Welsh Policy and Politics in Unprecedented Times

On 24th May 2019, the Wales Centre for Public Policy and the Wales Institute of Social and Economic Research, Data and Methods (WISERD) organised a conference called ‘Welsh Policy and Politics in Unprecedented Times’ which brought together 45 academics, practitioners and policy-makers to discuss present and future challenges facing Wales, notably in relation to Brexit and the new devolution of powers. Several conference attendees shared their thoughts on the conference:


Daniel Roberts (PhD student, Swansea University): “Attending and presenting at the Unprecedented Wales Conference was a fantastic experience. As a PhD student, being able to present my research to an audience of experts from a range of different disciplines was hugely beneficial. It allowed me to gain new perspectives of my framework, data, and emerging conclusions from renowned figures in Welsh academia, politics, and the third sector. It was also a fantastic opportunity to network and meet people I would not otherwise have come across – and from this, plans for further collaboration are already in place. I look forward to attending similar events in the future.”
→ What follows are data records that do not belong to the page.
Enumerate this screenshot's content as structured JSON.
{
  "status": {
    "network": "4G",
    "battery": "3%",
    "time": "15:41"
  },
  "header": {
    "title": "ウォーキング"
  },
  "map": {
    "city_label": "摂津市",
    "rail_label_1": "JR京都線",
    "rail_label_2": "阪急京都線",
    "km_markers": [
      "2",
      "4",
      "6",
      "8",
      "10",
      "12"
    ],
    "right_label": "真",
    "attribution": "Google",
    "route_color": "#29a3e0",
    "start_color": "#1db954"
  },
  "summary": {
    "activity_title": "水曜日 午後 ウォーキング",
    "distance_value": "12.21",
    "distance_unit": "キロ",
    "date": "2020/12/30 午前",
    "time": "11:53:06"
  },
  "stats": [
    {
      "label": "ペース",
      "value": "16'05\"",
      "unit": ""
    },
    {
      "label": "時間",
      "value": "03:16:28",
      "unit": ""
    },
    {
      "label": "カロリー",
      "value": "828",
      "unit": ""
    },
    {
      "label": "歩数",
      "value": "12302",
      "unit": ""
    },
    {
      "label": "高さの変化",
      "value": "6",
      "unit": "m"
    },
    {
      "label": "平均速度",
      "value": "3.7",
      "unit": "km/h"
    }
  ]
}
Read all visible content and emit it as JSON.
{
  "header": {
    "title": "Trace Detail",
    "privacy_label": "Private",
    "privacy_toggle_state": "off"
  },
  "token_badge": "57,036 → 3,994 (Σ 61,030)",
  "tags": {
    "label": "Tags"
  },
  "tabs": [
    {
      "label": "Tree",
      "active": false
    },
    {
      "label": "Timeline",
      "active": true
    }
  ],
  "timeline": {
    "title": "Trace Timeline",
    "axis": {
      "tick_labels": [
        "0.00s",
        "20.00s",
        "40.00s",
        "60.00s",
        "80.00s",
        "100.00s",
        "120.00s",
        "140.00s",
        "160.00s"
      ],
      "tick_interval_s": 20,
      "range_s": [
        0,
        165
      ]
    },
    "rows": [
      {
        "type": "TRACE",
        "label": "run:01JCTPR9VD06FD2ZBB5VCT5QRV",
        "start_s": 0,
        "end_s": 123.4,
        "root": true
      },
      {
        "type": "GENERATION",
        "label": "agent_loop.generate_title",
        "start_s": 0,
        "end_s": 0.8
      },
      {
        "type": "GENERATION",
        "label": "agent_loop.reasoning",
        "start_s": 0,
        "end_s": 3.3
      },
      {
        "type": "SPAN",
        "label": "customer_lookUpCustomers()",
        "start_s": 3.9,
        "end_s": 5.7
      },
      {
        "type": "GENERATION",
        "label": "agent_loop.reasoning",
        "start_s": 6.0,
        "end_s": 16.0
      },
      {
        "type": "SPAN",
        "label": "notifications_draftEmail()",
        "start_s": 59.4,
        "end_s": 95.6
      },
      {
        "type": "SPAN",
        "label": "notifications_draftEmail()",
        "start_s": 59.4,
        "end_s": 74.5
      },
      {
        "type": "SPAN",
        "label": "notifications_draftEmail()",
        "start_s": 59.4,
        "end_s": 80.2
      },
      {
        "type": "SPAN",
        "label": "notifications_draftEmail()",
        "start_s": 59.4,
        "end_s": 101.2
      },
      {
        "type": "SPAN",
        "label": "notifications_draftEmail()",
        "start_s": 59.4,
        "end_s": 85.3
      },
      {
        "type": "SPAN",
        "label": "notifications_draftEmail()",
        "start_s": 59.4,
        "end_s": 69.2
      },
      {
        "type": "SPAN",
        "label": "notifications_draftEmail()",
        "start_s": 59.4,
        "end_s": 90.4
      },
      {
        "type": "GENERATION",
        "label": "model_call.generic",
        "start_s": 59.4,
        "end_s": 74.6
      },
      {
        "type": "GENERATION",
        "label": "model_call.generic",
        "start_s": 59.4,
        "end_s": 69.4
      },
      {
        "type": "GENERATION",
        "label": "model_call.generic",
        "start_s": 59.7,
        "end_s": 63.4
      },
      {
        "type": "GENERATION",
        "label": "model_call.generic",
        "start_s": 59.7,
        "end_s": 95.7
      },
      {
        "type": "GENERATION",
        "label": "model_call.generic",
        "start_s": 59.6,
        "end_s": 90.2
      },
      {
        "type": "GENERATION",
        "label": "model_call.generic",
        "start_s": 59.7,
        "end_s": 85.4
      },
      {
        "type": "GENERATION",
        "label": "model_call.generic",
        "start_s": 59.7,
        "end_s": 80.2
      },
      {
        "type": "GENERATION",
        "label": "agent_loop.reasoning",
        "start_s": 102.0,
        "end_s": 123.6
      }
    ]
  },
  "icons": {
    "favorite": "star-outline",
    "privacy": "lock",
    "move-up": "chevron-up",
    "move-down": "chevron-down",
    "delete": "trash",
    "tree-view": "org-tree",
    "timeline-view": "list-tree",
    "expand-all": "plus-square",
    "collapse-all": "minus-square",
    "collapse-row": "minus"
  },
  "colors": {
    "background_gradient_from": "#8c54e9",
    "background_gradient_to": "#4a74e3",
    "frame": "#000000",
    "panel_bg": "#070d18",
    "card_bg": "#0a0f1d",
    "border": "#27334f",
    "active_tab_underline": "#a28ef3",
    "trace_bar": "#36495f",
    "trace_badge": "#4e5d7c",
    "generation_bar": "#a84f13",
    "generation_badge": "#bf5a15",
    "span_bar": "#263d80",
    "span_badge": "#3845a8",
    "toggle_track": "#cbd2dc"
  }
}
Rhiannon Heledd Williams (Welsh Affairs Specialist, UK House of Commons): “The conference was very well-organised with a variety of speakers, and the staff were welcoming. There was an appropriate balance of presenting and discussion. The papers provided an overview of the issues facing Wales today, and as a specialist for the Welsh Affairs Committee at the House of Commons, they encouraged me to think about future possible inquiries. The papers also provided a broad scope and context, whilst also highlighting more detailed case studies, which provided a good basis to explore issues within a local and national framework. I hope a similar conference will be organised soon, as there is a shortage of conferences focusing on politics in Wales specifically, a discussion void that needs to be filled.”


Bob Smith (Honorary Senior Research Fellow, Cardiff University): “This was not only a chance to present some of my own work and get constructive and critical feedback from different relevant perspectives beyond my own policy field,  but also an opportunity to discover much more about the breadth of excellent research being undertaken in Wales on politics and public policy. A wide cross section of academics, policy makers and practitioners from a diverse set of backgrounds made for fascinating debate and discussion around some shared themes (evidence needs, research methods and theories, and the challenges of policy development). The event certainly gave me pause for thought in terms of my own work. More importantly, 20 years on from political devolution, this was a conference offering thought-provoking work which really ought to impact positively on public policy development in Wales.”


Matt Wall (Associate Professor in Politics, Swansea University): “As the Director of the WISERD Politics and Governance Research Network, I was delighted with the way that the event came together. I was particularly impressed with the wide number of organisations and practitioners who participated. One of the key goals of the network, which was founded in September 2018, was to bring academic researchers together with key stakeholders in the Welsh policy community. This conference delivered in spades on that objective, and I saw many connections being forged both during and between the various talks. The Wales Centre for Public Policy should be lauded for taking the lead on this conference, as should members of staff at WISERD and my colleague at Swansea University, Dr Bettina Petersohn, who were central to coordinating many aspects of the event.”


The Wales Centre for Public Policy will look to organise a similar event next year with WISERD.